In the wake of Hamilton Nolan’s recent bitchfest about the onslaught of “attention addiction” memoirs, author Mara Altman return-serves the Gawker editor with her latest overshare, “That’s What She Said”, on Amazon’s Kindle Singles. And, of all the things that her big neurotic knot of essay covers — having a novel rejected, learning the ropes of standup comedy, pissing in the shower while blowing her husband — the moment in which the 31-year old gets pummeled by her literary agent might be the most resounding.
Maybe it’s because failure is always more telling of one’s character than success is. Maybe it’s the bravery that comes with enduring rejection. Or perhaps it’s simply because Mara has a foul mouth and manages to somehow connect every single one of her revelations to her rectum.
Excerpted from Kindle’s preview page:

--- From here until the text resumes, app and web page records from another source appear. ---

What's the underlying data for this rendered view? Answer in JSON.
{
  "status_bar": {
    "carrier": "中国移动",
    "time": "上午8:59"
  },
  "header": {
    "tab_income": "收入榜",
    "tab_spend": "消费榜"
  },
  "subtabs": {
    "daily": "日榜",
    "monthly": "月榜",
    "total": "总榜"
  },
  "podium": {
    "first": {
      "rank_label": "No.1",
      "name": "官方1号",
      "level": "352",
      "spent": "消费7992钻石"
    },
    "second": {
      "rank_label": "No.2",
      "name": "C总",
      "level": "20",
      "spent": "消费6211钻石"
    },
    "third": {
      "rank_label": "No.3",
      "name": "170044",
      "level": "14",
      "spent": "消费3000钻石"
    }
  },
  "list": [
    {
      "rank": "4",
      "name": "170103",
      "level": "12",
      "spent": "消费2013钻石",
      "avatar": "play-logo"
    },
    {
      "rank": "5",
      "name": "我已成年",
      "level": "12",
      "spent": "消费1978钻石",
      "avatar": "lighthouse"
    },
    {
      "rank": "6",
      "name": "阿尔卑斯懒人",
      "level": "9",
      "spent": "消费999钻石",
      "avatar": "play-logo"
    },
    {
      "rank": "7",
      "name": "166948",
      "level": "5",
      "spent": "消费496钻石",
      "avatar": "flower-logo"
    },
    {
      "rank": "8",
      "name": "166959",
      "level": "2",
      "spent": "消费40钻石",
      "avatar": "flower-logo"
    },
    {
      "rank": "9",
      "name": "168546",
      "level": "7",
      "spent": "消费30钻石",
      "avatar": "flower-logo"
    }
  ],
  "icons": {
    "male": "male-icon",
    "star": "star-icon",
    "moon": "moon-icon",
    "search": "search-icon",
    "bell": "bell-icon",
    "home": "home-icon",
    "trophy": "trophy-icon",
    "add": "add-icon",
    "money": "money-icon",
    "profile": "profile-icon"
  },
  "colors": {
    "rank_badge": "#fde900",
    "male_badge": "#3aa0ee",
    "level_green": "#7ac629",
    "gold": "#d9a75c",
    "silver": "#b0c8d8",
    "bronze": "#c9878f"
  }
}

I was doing some pre-dinner snacking at The Hummus Kitchen, I closed my eyes and imagined my future: I had met the author Martin Amis at the National Book Awards. We were hanging out like old friends, giggling about the nicknames we’d given our hemorrhoids. It was awesome. He’d called his Lloyd. I’d named mine Madeline.
My agent’s call interrupted my daydream. I stepped outside to answer. We exchanged the usual pleasantries, like “Hello.”
“So tell me something,” he then said, quickly.
I assumed he must need the routing number on my checking account.
“Do you really think your main character is sympathetic?”
I stood on that street corner for the next 20 minutes in mute silence, feeling like I’d taken the wrong turn in a horror flick — you know the moment, when the sudden change in lighting and background music signals an impending stabbing or limb dismantling. I put my hands in my pocket, just to be safe.
Meanwhile, he continued full force, tearing my book apart. Basically, he opened up my skull and took a huge dump inside.
I finally stopped paying attention, and focused instead on the hope that my throbbing headache was, in fact, an inoperable brain tumor, and that I would be dead before he finished his scathing critique.
“… and frankly, I don’t even want to see a revision of this!”
Hearing those words, I suddenly flashed back to the moment during my freshman year at college in the spring of 2000 when Sam, my boyfriend (at least, that’s how I’d been referring to the cute guy who sat next to me in Spanish lit), left an “it’s not you, it’s me” message on an answering machine I shared with two roommates. They stared at me with wide-eyed pity while Sam droned on. “Oh, and no need to call back,” he had said before hanging up.
My agent was firing me! He was sticking his thumbs up my ass! I had been canned by an employee of Mara Altman Incorporated! My novel had put me out of fucking business.
Full disclosure: Mara is a friend, but she did not put me up to posting this.